Discovery Research Internship Prgram

for Undergraduate Students

CTBP Discovery Research Internships are intended to engage and provide training and practical experience in the theoretical and experimental foundations of biological physics. The field of biological physics seeks to explain biological phenomenon through precise quantitative descriptions and modeling. Quantitative descriptions are based upon fundamental concepts and laws defined in engineering, physics, chemistry, etc. Therefore, a thorough understanding of biological phenomena requires the expertise and approaches of a number of scientific and mathematical disciplines. CTBP biological physics research is an active collaboration between experimentalists (biochemists, geneticists, biologists) generating biological data in the laboratory, and theoreticians (physicists, mathematicians, chemists) who develop quantitative models to explain observed biological phenomena.

The Discovery Research Internship program invites and strongly encourages undergraduate students majoring in a natural (biology, molecular biology, biochemistry) and physical science (physics, chemistry), mathematics or computer science to apply for an internship by completing an online application at:

NOTE: Any student who has not yet received a bachelors degree (BS, BA) or it's equivalent prior to beginning a DRI program internship is eligible. And only citizens or permanent resident aliens of the US are eligible for financial support (as per federal regulations). Those who are not US citizens and/or permanent resident aliens may be offered internship positions, but under the condition that they will be personally responsible for all travel, housing, etc. while in participating in a DRI internship.

To Apply, EMAIL the information (documents) requested below to:

Christopher M. Smith, PhD,

Your internship application includes three documents: a current Resume, Statement of Research Interest, and a List of Academic Courses. These documents should be submitted in PDF format.

Your Resume should include at the minimum;

Perhaps the most important documents in your application package are your statement of interest and list of academic courses completed. The course list provides some indicator of your preparedness for the research that will be performed in your host research laboratory, and the statement of interest serves as one measure to match you with a research group that performs research in your area of interest.

List of Academic Courses - Create a list all science, technology, engineering and mathematics (STEM) courses that you will have completed by May 24, 2010 and for which you attained at least a C grade. Do not submit your transcripts in lieu of this list.  Also include STEM courses that you may have taken as part of a workshop, other informal training, etc.
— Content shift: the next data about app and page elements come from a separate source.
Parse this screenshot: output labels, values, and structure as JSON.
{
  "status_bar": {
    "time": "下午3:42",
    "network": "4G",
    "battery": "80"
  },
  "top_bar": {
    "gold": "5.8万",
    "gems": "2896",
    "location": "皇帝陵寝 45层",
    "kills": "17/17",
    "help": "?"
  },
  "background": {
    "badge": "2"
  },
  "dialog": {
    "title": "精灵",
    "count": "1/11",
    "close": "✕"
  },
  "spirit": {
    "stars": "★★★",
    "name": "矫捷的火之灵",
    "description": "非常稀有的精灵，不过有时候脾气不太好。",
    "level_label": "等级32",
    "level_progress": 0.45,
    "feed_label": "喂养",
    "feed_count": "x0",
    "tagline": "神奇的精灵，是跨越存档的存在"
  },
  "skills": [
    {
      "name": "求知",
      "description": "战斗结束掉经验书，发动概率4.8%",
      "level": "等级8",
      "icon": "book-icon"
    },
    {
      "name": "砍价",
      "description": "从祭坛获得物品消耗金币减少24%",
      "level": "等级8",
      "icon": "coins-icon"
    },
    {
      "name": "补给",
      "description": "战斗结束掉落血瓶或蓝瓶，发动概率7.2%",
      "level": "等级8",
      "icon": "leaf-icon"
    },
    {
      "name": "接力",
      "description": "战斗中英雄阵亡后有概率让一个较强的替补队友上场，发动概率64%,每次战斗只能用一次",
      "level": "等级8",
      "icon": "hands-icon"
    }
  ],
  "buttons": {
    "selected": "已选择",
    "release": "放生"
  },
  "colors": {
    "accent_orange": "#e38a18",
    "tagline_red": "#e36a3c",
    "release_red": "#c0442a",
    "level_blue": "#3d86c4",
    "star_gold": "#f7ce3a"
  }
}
Also include high school STEM AP courses (please identify as "HS/AP").

Your Statement of Interest, should be no more than two pages, minimum of 12 point Times or 11 point Arial/Helvetica font and 1.5 line spacing. Use this statement to tell the selection committee what STEM field or specific area of research is of interest to you today! Vague statements about your desire to gain research experience are of no use to the committee (you wouldn't be applying for this program if you weren't already interested in gaining research experience!). In addition, be specific about your research interest. For example, describe a current STEM interest that you have that was catalyzed from what you may have read in the newspaper, in a journal article or were exposed to in one of your classes. The selection committee does understand that your particular STEM interest may change over time; in fact we would expect it to change as you mature intellectually, scientifically. But we want to know what excites you, what you are scientifically passionate about today. Your particular area of interest will aid the selection committee in placing you into an appropriate internship laboratory, and your passion, scientific curiosity will help the committee assess your candidacy for an internship. Being scientifically curious, wanting to push scientific and technological boundaries is just as important to success, as is your academic STEM literacy.

This information will be utilized to place prospective interns in research labs that best fit their future aspirations, experience and academic background. Research faculty are very interested in interns who are self-motivated, can work effectively in a group, and are willing to participate actively in a team effort. Internships may or may not include a stipend. Internships can range from a few months to an entire academic year depending on the project and your commitment. They can also start any time throughout the year, although January, early Summer and Fall are the preferred start dates requested by many faculty.

More information can be found at the CTBP web site: If you have additional questions, contact:

Christopher M. Smith, PhD.
Director, Education, Outreach & Training
Center for Theoretical Biological Physics, University of California
9500 Gilman Drive, MC0374, San Diego, CA 92093
(858) 534-8370,